Day 8, Windhoek

Originally posted 1/9/18


Today, we started our day with an adventure in Katutura (Kat-too-too-rah). All of us were divided into groups of three and paired with Namibian University students. Our guide, Andreas, took us to Bethel Parish Church, a Evangelical Lutheran Church in Katutura.

Katutura as a city was formed in the same way South Africa's Soweto was. In the days of the Apartheid, black people were not allowed to live in the main city (Windhoek, Johannesburg), and so they were forced to move to these new regions for work and were put into government housing. Many of the houses have since been renovated and the cities have their own attitudes and cultures, but poverty in the area is widespread.

We had a good conversation with two of Bethel parish's administrators about what the parish is doing for Katutura and also about what political and economic institutions in Windhoek have been contributing to the high poverty and unemployment rates. It is always an amazing experience to discuss local politics with the people who live them.

After that, we walked to a nearby grocery store to get a snack and look at the prices of staple foods and necessities for a group activity later in the week. The streets of Katutura are busy and people are everywhere, so it was easy to get swept up in the hustle and bustle. All three of us in my group were white, so we attracted a bit of attention. Cab drivers here honk to attract fares, and I think every cab we passed honked at us.

From the grocery store we walked to an outdoor market. There were vendors selling dried beans, spices, some dried insects, soft drinks, vegetables, plenty of meat (Recently butchered, this meat was carved and cooked to order! I was told that it was delicious), and fatcakes. A fatcake is a fried bread roll, similar in texture and consistency to a donut, a bit more dense and chewy, without a sweet glaze. Fatcakes might be among my favorite new foods from this trip. The one I had was delicious with a bit of barbecue seasoning on it.

After lunch and a bit of downtime, we got to hear about the other small groups' adventures. Many of them went to communities centers and child care facilities, and everyone had a great time.

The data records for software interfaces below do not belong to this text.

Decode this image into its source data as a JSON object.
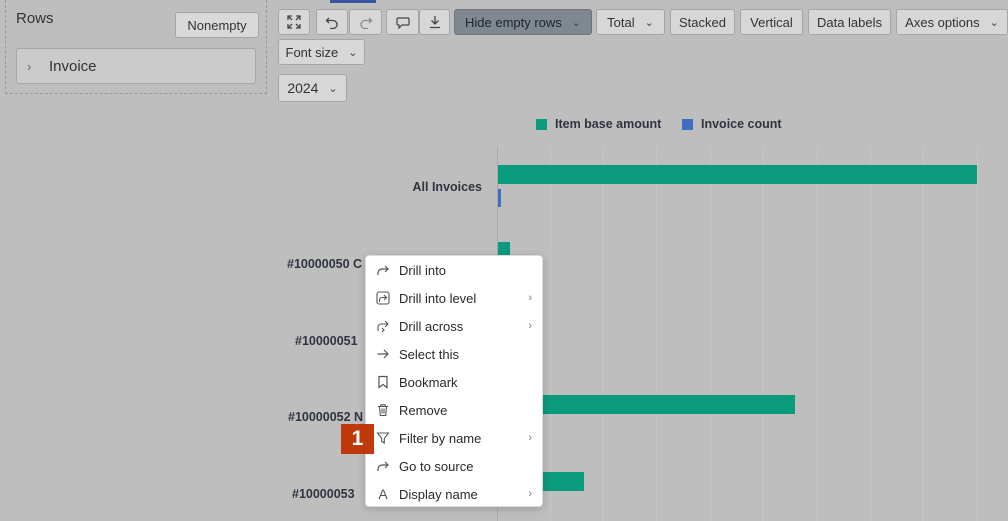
{
  "rows_panel": {
    "title": "Rows",
    "nonempty_label": "Nonempty",
    "chip_label": "Invoice"
  },
  "toolbar": {
    "hide_empty_rows": "Hide empty rows",
    "total": "Total",
    "stacked": "Stacked",
    "vertical": "Vertical",
    "data_labels": "Data labels",
    "axes_options": "Axes options",
    "font_size": "Font size",
    "year": "2024"
  },
  "legend": [
    {
      "label": "Item base amount",
      "color": "#0a9a7c"
    },
    {
      "label": "Invoice count",
      "color": "#3f6fc2"
    }
  ],
  "chart_data": {
    "type": "bar",
    "orientation": "horizontal",
    "categories": [
      "All Invoices",
      "#10000050 C",
      "#10000051",
      "#10000052 N",
      "#10000053"
    ],
    "series": [
      {
        "name": "Item base amount",
        "values": [
          100,
          2.5,
          0,
          62,
          18
        ]
      },
      {
        "name": "Invoice count",
        "values": [
          0.6,
          0,
          0,
          0,
          0
        ]
      }
    ],
    "grid": true,
    "legend_position": "top"
  },
  "context_menu": {
    "items": [
      {
        "label": "Drill into",
        "icon": "drill-icon",
        "submenu": false
      },
      {
        "label": "Drill into level",
        "icon": "drill-level-icon",
        "submenu": true
      },
      {
        "label": "Drill across",
        "icon": "drill-across-icon",
        "submenu": true
      },
      {
        "label": "Select this",
        "icon": "arrow-right-icon",
        "submenu": false
      },
      {
        "label": "Bookmark",
        "icon": "bookmark-icon",
        "submenu": false
      },
      {
        "label": "Remove",
        "icon": "trash-icon",
        "submenu": false
      },
      {
        "label": "Filter by name",
        "icon": "filter-icon",
        "submenu": true
      },
      {
        "label": "Go to source",
        "icon": "go-to-source-icon",
        "submenu": false
      },
      {
        "label": "Display name",
        "icon": "font-icon",
        "submenu": true
      }
    ]
  },
  "step_badge": "1"
}
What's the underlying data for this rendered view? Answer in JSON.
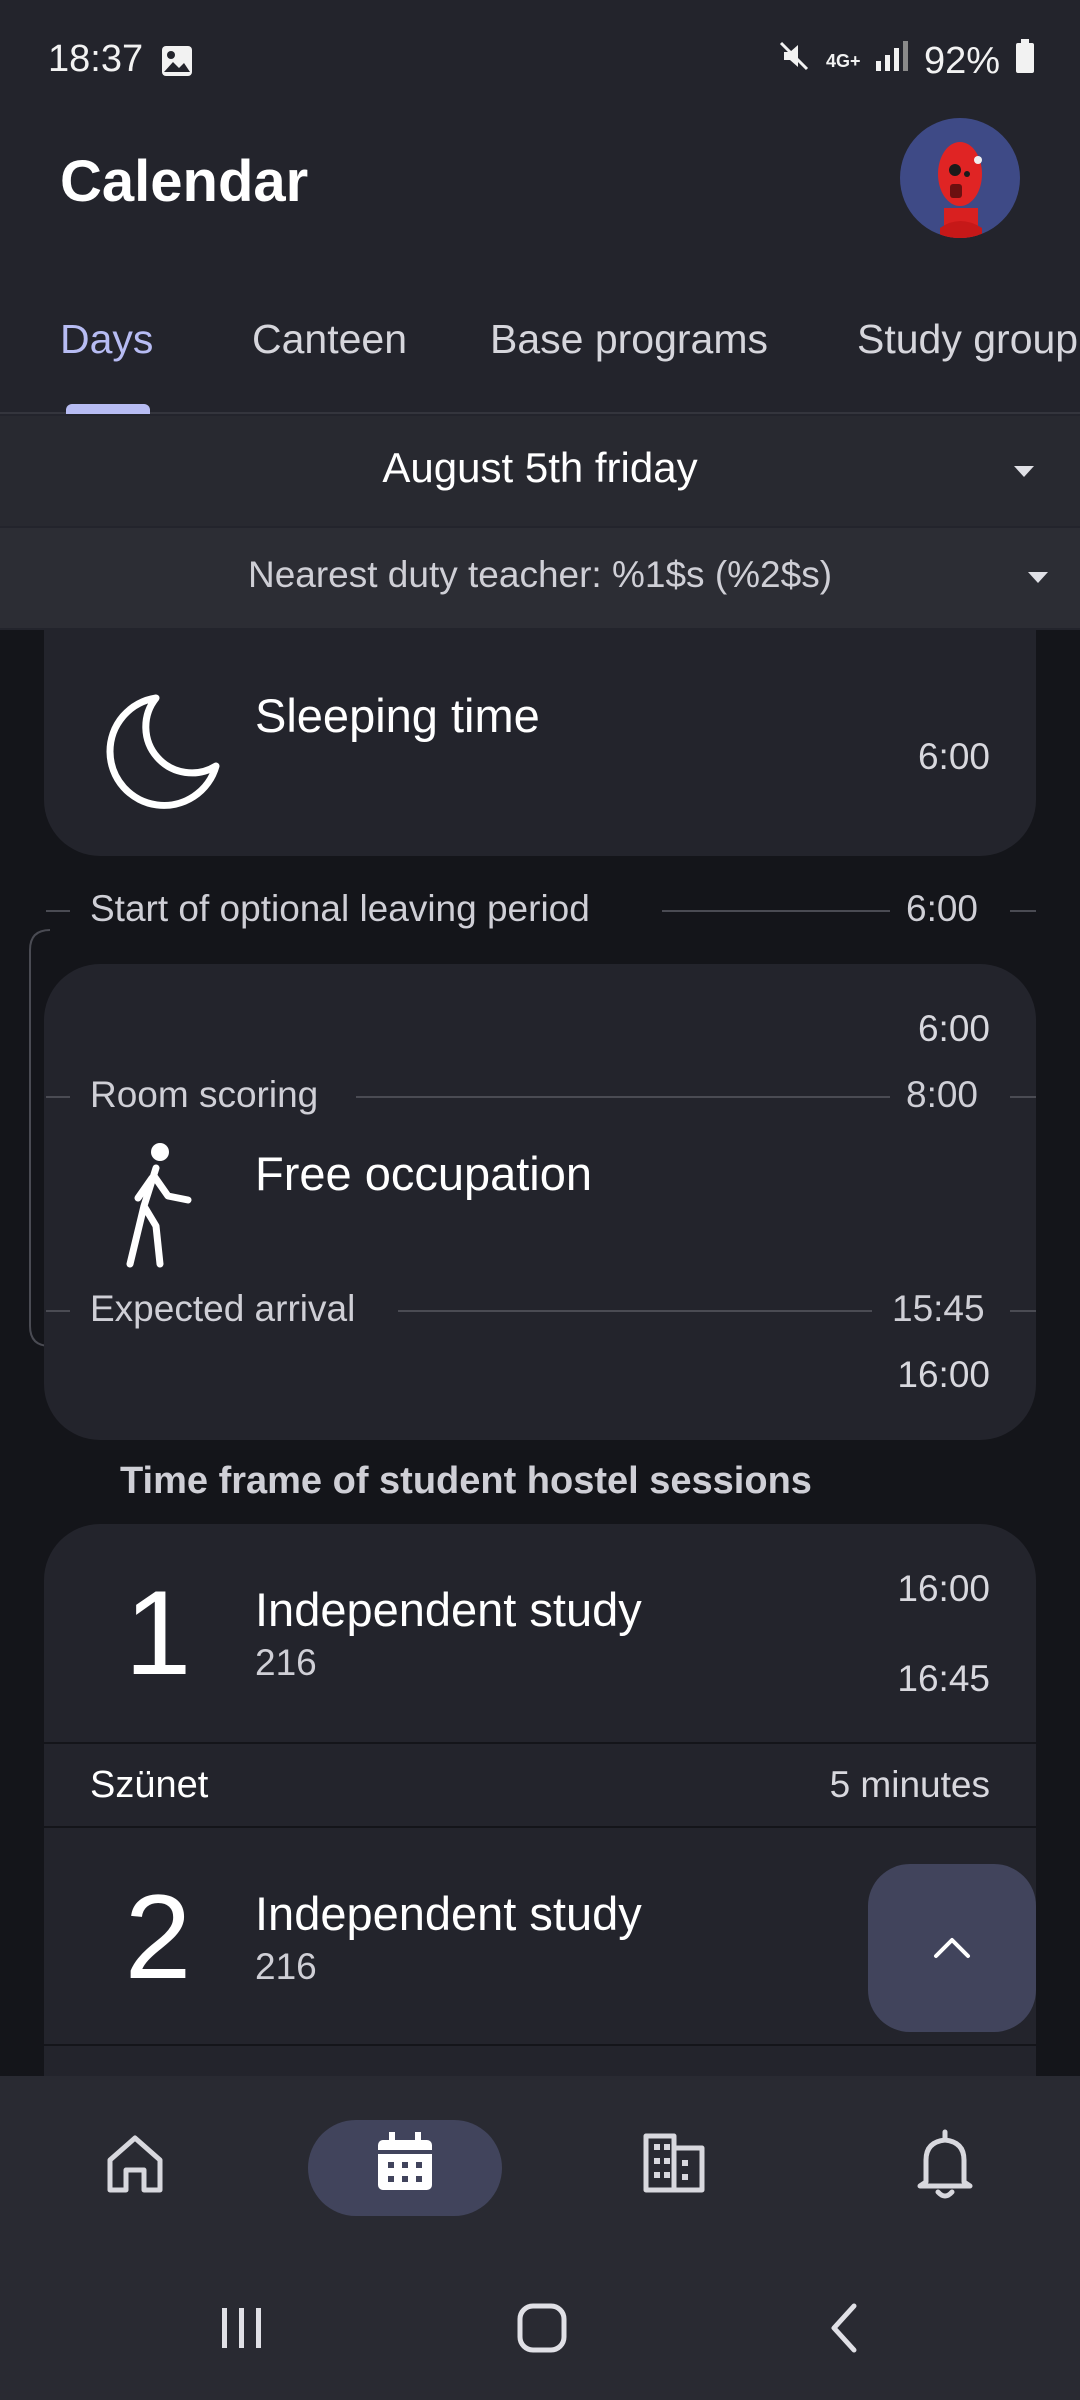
{
  "status_bar": {
    "time": "18:37",
    "network": "4G+",
    "battery": "92%",
    "icons": [
      "gallery-icon",
      "mute-icon",
      "signal-icon",
      "battery-icon"
    ]
  },
  "header": {
    "title": "Calendar"
  },
  "tabs": [
    {
      "label": "Days",
      "active": true
    },
    {
      "label": "Canteen",
      "active": false
    },
    {
      "label": "Base programs",
      "active": false
    },
    {
      "label": "Study group",
      "active": false
    }
  ],
  "date_selector": {
    "label": "August 5th friday"
  },
  "duty_selector": {
    "label": "Nearest duty teacher: %1$s (%2$s)"
  },
  "schedule": {
    "sleeping": {
      "title": "Sleeping time",
      "time": "6:00"
    },
    "optional_leaving": {
      "label": "Start of optional leaving period",
      "time": "6:00"
    },
    "free_occupation": {
      "title": "Free occupation",
      "start": "6:00",
      "end": "16:00",
      "markers": [
        {
          "label": "Room scoring",
          "time": "8:00"
        },
        {
          "label": "Expected arrival",
          "time": "15:45"
        }
      ]
    },
    "section_title": "Time frame of student hostel sessions",
    "sessions": [
      {
        "number": "1",
        "title": "Independent study",
        "room": "216",
        "start": "16:00",
        "end": "16:45"
      },
      {
        "number": "2",
        "title": "Independent study",
        "room": "216"
      }
    ],
    "break": {
      "label": "Szünet",
      "duration": "5 minutes"
    }
  },
  "colors": {
    "background": "#23242c",
    "content_bg": "#14151a",
    "accent": "#b7bcf3",
    "pill": "#41445c"
  },
  "bottom_nav": [
    {
      "icon": "home-icon",
      "active": false
    },
    {
      "icon": "calendar-icon",
      "active": true
    },
    {
      "icon": "building-icon",
      "active": false
    },
    {
      "icon": "bell-icon",
      "active": false
    }
  ]
}
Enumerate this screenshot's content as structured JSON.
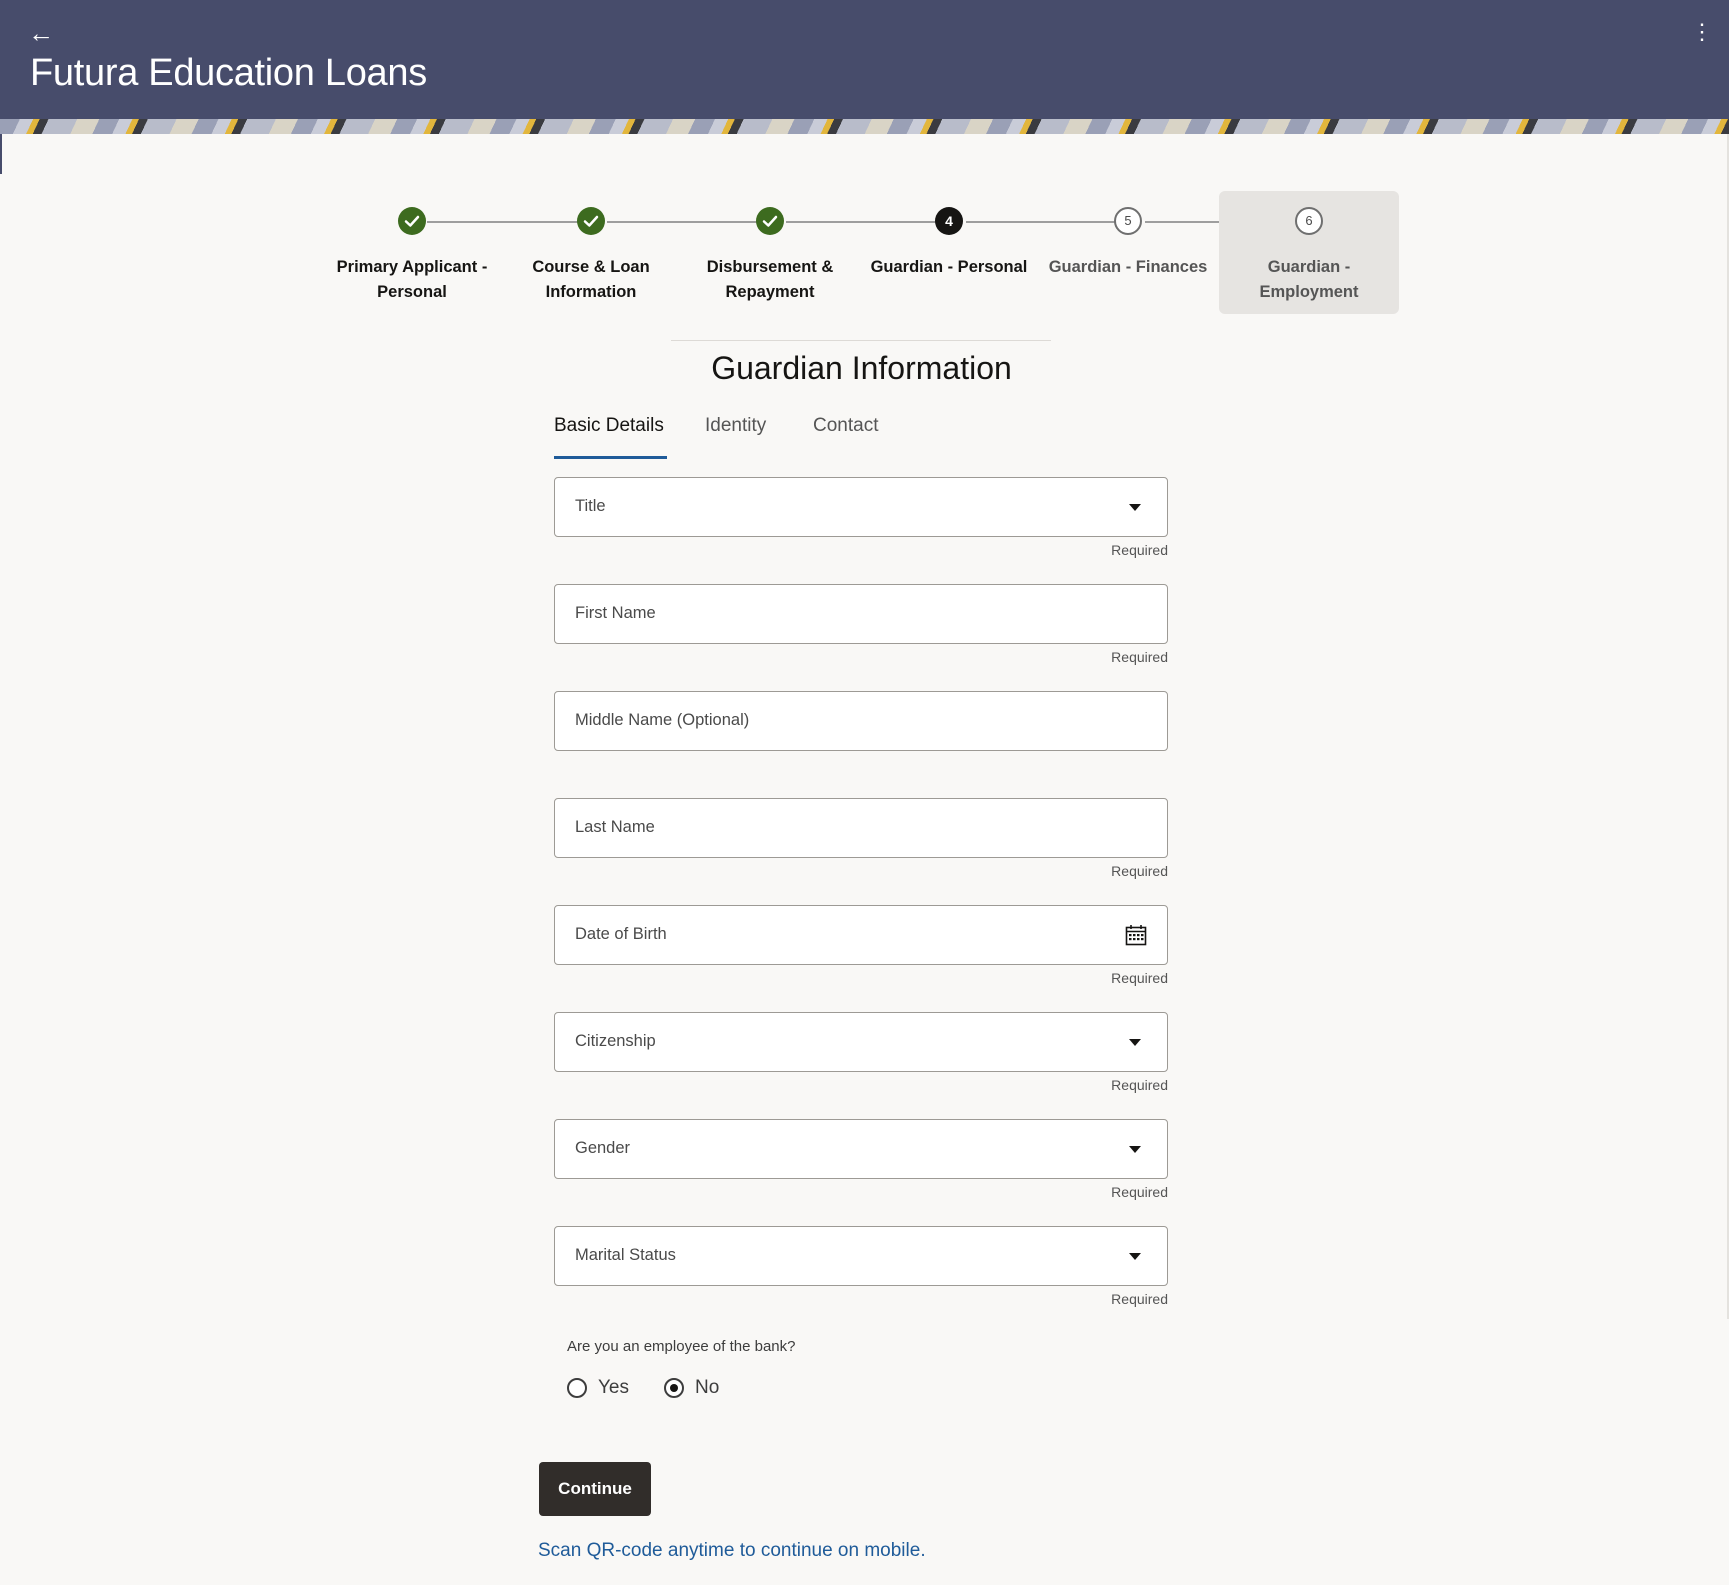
{
  "header": {
    "back_icon": "arrow-left-icon",
    "title": "Futura Education Loans",
    "menu_icon": "more-vertical-icon"
  },
  "stepper": {
    "steps": [
      {
        "label": "Primary Applicant - Personal",
        "state": "done",
        "marker": ""
      },
      {
        "label": "Course & Loan Information",
        "state": "done",
        "marker": ""
      },
      {
        "label": "Disbursement & Repayment",
        "state": "done",
        "marker": ""
      },
      {
        "label": "Guardian - Personal",
        "state": "active",
        "marker": "4"
      },
      {
        "label": "Guardian - Finances",
        "state": "todo",
        "marker": "5"
      },
      {
        "label": "Guardian - Employment",
        "state": "todo",
        "marker": "6"
      }
    ]
  },
  "section": {
    "title": "Guardian Information"
  },
  "tabs": [
    {
      "label": "Basic Details",
      "selected": true
    },
    {
      "label": "Identity",
      "selected": false
    },
    {
      "label": "Contact",
      "selected": false
    }
  ],
  "form": {
    "fields": [
      {
        "label": "Title",
        "type": "select",
        "value": "",
        "helper": "Required"
      },
      {
        "label": "First Name",
        "type": "text",
        "value": "",
        "helper": "Required"
      },
      {
        "label": "Middle Name (Optional)",
        "type": "text",
        "value": "",
        "helper": ""
      },
      {
        "label": "Last Name",
        "type": "text",
        "value": "",
        "helper": "Required"
      },
      {
        "label": "Date of Birth",
        "type": "date",
        "value": "",
        "helper": "Required",
        "icon": "calendar-icon"
      },
      {
        "label": "Citizenship",
        "type": "select",
        "value": "",
        "helper": "Required"
      },
      {
        "label": "Gender",
        "type": "select",
        "value": "",
        "helper": "Required"
      },
      {
        "label": "Marital Status",
        "type": "select",
        "value": "",
        "helper": "Required"
      }
    ],
    "employee_question": "Are you an employee of the bank?",
    "employee_options": [
      {
        "label": "Yes",
        "checked": false
      },
      {
        "label": "No",
        "checked": true
      }
    ]
  },
  "actions": {
    "continue_label": "Continue",
    "qr_link": "Scan QR-code anytime to continue on mobile."
  },
  "colors": {
    "header_bg": "#474c6b",
    "done_step": "#3d6b1f",
    "link": "#1f5b99",
    "button_bg": "#312d2a"
  }
}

This afternoon, our speaker was Dr. Joseph Bishop, a Namibian professor of African Economy. Instead of coming with a pre-planned lecture, he introduced himself and asked what questions we had for him. He was incredibly eloquent, witty, and wise in explaining to us about the Namibian political climate, economic successes and downfalls, and the cultural and social reasons that Namibia is the way it is. I could honestly have listened to him talk all day.

A few facts about Namibia:

1) The capital of Namibia is Windhoek, and it is the biggest and most populous city in the country.

2) The population of Namibia is around 2.4 million people.

3) Though many other languages are spoken here, the official language is English.

It is well-known among my classmates that I've been craving a grilled cheese sandwich. Tonight, I learned that someone had passed this onto the ladies who prepare our meals, and I was presented with grilled cheese as my vegetarian entree! Seriously, I was so, so happy.

I think so far, this has been one of the best days we've had on the trip so far. Everyone seemed to have enjoyed their Katutura adventures, our speaker, and everyone absolutely adores the beautiful weather.

Tomorrow we'll be hearing two more speakers, and go on a field trip. Stay tuned!